Doc4Care Knowledge Base

Retinal Diseases

A thin layer of tissue, the retina has millions of light-sensitive cells that organize visual images. The retina sends the information to the brain via optic nerve enabling us to see. Retinal diseases can affect any portion of the retina and may cause total visual impairment. Diseases affecting a part of the retina affect peripheral vision. Here are some of the common types of retinal diseases.

Diabetic Retinopathy

A complication of diabetes, diabetic retinopathy destroys the blood vessels of the retina. Initially, it may not have any symptoms but can eventually lead to blindness. The disease can affect anybody suffering from Type 1 or Type 2 diabetes. As the condition progresses, the symptoms include:

  • Blurred vision
  • Spots
  • Impaired colour vision
  • Empty areas in the vision

Large quantity of sugar in blood can lead to blockage of tiny blood vessels nourishing the retina thereby cutting off blood supply. Because of this eyes attempt to grow new vessels. Sadly, these vessels don't develop properly, thereby leaking blood. The disease affects both the eyes and the best way to prevent it is careful management of diabetes.

Some of the complications of the disease are:

  • Vitreous haemorrhage: The new vessels may bleed into the vitreous, a clear jelly-like substance, in the centre of the eye resulting in floaters and clouding of vision.
  • Retinal detachment: Abnormal number of blood vessels may lead to the growth of scar tissue that pulls the retina away from the eye's back. It may cause severe vision loss.
  • Glaucoma: New blood vessels growing in front part of the eye may interfere with the normal fluid out of the eye thereby elevating the intraocular pressure. This pressure can damage the eye's optic nerve.

Macular Degeneration

Macular degeneration or age-related macular degeneration damages the macula - the central portion of the retina responsible for central vision.
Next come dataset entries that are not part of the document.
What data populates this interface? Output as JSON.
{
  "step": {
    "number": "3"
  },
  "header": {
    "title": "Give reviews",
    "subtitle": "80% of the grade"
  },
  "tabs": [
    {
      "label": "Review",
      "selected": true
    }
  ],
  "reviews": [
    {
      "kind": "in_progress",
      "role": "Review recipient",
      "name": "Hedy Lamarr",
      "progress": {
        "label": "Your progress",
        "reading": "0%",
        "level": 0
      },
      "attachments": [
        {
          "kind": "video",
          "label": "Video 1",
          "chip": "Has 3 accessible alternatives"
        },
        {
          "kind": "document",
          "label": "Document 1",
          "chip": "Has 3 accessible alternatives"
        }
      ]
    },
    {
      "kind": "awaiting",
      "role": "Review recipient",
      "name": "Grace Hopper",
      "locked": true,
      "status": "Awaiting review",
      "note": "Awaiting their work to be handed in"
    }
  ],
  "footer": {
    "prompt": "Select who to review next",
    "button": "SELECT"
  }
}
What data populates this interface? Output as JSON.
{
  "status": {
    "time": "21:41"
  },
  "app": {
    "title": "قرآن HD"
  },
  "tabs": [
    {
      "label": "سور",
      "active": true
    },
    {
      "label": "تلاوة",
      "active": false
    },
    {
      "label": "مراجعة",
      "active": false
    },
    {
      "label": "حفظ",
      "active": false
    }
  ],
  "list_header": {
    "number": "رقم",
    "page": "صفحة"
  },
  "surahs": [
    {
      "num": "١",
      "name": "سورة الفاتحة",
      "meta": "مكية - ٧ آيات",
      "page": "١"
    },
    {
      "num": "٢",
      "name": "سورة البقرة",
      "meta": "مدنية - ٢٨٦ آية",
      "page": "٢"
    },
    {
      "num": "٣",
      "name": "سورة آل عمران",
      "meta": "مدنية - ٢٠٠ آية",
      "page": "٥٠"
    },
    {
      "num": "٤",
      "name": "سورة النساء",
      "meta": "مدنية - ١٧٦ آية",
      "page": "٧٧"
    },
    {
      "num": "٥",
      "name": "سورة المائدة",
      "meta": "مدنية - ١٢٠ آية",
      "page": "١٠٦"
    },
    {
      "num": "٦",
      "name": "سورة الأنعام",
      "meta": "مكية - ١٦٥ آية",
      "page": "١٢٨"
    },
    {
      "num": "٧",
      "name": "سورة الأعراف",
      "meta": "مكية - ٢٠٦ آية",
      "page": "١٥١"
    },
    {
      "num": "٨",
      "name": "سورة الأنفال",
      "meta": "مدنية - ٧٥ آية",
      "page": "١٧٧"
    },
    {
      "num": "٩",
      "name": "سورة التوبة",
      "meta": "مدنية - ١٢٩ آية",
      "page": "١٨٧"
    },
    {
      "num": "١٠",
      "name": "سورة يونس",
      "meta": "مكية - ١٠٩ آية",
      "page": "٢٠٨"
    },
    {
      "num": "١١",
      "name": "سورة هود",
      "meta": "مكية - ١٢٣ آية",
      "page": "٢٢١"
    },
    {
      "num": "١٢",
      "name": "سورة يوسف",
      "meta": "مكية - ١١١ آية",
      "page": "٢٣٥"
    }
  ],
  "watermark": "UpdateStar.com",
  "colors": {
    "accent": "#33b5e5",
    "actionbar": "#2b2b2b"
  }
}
Dry and Wet AMD are the two types of the disease.

Causes and risk factors

The exact cause of the disease is not known and it is generally associated with aging. Studies have shown that there is a genetic component to the disease and besides affecting older population, the disease also affects the female population. Strong evidences suggest that smoking is high on the list of risk factors for the disease. Other risk factors include

  • High blood pressure
  • Hyperlidaemia
  • Obesity

There is no cure for macular degeneration, but timely treatment can result in visual improvement or at least retard it’s progression. The earlier the disease is diagnosed the better are the chances of treatment. Eating a balanced diet, protecting eyes from UV rays and quitting smoking are some of the other recommendations by ophthalmologists to control the disease. Nutritional supplements may also be advised.

Retinal Detachment

Retinal detachment needs instant attention failing which it may result in permanent vision loss. It happens when the retina separates from the back of the eye and it needs to be reattached for the eye to function properly. The symptoms of this condition are:

  • Sudden appearance or increase in floaters
  • Distortion of vision
  • Sudden appearance of flashes of light

The condition happens when the retina becomes thin and brittle and pulls away from the underlying layer. It may also be caused due to direct injury to the eye.

The condition can usually be treated effectively through surgery although visual recovery can take weeks to months.

Posted on 17 August, 2016